- EXERCISE PROMPT -
List each line of the data in which the string "Valor" appears.

- EXTRACTED DATA -
——————————
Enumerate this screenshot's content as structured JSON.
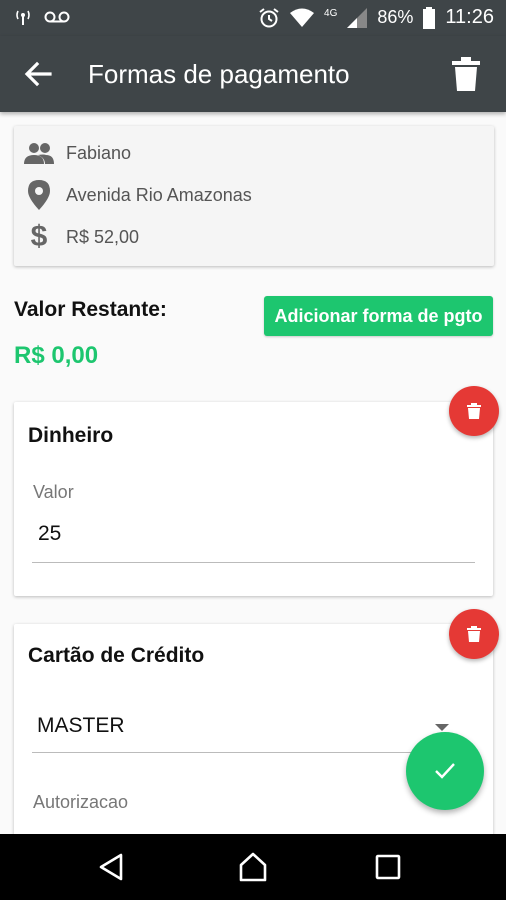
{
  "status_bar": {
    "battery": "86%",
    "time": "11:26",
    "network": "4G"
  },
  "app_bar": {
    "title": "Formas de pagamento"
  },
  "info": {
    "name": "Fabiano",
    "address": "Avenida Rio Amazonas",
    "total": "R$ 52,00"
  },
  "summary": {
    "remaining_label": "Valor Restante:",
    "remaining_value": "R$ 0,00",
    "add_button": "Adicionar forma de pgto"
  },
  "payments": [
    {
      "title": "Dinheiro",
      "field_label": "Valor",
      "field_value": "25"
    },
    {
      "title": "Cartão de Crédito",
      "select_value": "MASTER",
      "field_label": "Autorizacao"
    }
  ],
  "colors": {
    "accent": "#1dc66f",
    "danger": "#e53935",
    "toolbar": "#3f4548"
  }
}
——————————
- WRITTEN ANSWER -
    "remaining_label": "Valor Restante:",
      "field_label": "Valor",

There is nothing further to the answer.